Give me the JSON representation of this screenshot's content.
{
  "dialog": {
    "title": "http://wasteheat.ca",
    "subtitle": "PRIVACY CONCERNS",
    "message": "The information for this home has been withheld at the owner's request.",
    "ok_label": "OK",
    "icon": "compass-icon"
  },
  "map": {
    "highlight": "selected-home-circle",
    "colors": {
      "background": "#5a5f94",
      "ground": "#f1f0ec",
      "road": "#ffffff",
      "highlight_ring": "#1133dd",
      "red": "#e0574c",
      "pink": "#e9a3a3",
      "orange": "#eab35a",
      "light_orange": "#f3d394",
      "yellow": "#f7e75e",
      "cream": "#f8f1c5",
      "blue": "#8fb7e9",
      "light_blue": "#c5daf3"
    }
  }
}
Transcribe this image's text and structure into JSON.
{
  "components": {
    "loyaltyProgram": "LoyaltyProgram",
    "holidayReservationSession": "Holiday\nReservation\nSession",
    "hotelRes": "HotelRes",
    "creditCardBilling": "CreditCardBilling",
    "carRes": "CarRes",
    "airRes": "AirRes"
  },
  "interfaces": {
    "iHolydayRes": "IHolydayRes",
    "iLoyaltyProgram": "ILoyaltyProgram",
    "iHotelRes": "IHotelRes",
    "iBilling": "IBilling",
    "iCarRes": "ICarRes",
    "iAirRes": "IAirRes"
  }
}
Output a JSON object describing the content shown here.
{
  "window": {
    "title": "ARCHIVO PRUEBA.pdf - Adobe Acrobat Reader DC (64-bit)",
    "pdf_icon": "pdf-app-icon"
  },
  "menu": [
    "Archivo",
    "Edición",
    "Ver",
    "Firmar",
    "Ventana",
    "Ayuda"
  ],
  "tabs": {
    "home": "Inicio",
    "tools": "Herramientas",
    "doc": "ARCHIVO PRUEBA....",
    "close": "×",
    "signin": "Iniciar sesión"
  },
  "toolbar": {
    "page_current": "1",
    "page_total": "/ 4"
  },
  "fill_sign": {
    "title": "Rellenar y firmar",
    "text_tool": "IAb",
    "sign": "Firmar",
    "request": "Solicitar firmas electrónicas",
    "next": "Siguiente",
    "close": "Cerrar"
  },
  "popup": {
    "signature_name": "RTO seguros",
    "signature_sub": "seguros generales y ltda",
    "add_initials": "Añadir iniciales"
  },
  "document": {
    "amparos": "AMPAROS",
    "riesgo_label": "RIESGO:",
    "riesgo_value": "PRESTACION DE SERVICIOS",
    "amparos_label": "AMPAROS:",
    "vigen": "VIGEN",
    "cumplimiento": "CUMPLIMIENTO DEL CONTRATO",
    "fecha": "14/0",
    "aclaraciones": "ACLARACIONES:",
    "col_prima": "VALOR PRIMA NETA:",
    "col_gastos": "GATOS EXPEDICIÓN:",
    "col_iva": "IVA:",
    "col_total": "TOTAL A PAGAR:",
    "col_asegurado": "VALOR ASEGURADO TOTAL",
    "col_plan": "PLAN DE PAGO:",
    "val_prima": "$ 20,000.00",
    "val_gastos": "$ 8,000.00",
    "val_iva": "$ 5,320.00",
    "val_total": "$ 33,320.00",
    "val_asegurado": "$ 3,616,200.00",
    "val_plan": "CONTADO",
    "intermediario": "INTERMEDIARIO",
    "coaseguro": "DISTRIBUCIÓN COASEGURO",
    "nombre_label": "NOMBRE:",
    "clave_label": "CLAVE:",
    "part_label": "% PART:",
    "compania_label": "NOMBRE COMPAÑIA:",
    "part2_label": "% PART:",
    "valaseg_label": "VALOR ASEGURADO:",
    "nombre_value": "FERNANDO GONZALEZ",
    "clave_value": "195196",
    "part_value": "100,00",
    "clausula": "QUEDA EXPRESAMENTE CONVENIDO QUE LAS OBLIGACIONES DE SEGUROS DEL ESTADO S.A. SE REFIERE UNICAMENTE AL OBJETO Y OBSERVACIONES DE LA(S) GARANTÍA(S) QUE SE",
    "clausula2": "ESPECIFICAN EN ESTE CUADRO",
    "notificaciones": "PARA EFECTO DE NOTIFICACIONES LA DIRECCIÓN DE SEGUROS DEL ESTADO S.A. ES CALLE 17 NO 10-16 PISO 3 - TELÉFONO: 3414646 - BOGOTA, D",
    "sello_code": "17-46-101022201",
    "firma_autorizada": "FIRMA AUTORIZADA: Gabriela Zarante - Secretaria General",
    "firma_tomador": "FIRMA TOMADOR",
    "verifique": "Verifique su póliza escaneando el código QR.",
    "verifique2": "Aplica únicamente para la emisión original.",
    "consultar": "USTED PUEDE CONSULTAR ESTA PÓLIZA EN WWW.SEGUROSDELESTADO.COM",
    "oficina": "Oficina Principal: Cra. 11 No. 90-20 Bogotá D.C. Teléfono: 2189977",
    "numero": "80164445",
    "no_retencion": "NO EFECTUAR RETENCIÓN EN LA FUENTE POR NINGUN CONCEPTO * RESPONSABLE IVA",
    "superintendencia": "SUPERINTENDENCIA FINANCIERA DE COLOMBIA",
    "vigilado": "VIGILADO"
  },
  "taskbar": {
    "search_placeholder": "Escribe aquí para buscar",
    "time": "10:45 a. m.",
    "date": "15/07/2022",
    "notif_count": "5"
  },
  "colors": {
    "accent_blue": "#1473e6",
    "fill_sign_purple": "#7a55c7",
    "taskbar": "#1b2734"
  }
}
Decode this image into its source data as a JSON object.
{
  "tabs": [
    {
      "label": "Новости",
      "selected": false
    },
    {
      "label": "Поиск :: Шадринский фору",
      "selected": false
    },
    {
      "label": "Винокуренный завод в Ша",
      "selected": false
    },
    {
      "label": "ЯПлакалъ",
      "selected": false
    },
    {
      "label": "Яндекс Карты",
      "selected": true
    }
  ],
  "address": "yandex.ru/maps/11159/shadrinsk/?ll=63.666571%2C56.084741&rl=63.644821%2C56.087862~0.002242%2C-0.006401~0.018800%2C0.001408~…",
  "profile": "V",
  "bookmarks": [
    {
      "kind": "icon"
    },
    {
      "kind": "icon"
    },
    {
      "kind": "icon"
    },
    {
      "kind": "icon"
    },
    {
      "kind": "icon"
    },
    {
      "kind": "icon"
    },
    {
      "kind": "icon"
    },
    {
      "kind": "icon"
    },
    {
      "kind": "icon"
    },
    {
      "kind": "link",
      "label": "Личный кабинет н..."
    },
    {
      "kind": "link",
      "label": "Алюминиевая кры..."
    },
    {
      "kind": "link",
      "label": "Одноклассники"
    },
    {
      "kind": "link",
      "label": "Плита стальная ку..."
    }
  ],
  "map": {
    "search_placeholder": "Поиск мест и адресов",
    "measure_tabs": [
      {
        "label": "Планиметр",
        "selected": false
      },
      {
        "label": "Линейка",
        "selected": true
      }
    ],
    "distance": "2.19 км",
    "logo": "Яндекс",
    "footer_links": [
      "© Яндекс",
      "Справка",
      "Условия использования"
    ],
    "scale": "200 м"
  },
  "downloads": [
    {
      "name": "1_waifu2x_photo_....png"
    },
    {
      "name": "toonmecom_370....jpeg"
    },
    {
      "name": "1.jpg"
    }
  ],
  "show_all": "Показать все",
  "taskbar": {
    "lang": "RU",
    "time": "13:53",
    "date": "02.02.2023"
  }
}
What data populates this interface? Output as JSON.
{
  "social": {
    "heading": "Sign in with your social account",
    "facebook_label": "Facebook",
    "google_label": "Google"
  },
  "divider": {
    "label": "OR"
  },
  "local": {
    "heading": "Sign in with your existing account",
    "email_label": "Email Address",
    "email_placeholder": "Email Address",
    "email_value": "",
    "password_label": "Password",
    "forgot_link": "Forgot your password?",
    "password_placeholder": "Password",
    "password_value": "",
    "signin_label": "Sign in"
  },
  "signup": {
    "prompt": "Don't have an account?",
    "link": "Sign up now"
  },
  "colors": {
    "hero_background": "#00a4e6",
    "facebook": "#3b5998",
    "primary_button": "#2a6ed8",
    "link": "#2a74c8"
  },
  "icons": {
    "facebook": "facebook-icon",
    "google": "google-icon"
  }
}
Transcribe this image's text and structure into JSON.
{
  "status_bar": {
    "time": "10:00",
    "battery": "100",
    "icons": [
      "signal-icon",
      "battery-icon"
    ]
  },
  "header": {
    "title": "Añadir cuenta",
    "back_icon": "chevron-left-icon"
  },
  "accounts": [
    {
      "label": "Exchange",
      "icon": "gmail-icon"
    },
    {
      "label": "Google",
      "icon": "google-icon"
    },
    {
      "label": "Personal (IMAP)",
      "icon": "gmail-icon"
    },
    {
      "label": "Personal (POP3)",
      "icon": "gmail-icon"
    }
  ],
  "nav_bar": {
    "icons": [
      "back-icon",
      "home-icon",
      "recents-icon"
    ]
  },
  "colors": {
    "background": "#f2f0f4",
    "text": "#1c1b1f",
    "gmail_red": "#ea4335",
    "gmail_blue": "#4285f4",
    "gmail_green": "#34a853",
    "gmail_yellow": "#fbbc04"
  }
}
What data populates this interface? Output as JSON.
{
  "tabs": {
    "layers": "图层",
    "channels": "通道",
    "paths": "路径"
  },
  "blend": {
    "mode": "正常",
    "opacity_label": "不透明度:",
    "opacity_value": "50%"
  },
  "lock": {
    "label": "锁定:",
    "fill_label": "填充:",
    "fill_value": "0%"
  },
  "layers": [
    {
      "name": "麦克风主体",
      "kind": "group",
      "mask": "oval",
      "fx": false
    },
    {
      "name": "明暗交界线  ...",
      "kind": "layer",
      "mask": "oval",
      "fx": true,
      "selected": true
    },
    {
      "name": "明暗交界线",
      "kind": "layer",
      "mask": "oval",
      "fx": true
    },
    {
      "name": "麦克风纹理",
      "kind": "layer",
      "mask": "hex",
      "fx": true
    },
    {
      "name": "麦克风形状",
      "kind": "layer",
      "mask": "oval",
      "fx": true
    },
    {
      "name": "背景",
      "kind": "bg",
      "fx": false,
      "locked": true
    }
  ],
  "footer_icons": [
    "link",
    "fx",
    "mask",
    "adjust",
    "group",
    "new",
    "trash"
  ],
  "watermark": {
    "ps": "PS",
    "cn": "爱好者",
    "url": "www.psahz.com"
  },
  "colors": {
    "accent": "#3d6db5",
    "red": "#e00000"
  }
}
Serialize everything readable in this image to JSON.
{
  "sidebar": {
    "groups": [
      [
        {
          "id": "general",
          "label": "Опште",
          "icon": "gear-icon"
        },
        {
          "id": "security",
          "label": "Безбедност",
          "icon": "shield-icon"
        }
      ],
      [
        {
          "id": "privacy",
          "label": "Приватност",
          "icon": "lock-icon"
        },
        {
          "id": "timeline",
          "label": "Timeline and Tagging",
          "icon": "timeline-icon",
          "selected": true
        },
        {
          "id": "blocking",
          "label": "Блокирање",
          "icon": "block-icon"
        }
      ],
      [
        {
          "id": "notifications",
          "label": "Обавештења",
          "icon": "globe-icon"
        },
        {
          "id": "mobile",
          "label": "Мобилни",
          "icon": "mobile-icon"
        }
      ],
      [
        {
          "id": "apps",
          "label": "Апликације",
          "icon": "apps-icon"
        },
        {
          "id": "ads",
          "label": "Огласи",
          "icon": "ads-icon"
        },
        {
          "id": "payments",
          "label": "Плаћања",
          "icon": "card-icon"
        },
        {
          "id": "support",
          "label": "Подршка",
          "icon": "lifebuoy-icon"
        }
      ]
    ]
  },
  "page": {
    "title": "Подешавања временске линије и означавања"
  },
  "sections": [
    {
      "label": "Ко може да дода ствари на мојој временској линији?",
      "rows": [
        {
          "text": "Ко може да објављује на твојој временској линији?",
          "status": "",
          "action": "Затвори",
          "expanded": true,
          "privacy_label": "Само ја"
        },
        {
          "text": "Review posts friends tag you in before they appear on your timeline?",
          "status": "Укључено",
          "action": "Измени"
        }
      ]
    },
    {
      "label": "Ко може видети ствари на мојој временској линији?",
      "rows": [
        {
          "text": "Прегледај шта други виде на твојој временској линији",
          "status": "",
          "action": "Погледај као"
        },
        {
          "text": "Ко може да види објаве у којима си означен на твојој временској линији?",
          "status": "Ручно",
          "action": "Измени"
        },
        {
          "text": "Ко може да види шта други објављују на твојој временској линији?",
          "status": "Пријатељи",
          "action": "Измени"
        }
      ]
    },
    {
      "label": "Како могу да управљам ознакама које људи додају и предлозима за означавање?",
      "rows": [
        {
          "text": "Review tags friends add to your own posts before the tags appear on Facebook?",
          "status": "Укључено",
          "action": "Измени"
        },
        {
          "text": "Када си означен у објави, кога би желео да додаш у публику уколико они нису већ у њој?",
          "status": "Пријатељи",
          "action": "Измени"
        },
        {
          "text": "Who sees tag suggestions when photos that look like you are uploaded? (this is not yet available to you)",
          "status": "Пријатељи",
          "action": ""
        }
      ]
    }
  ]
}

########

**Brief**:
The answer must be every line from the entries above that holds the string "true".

**Worked solution**:
      "selected": true
        "selected": true
      "fx": true,
      "selected": true
      "fx": true
      "fx": true
      "fx": true
      "locked": true
          "selected": true
          "expanded": true,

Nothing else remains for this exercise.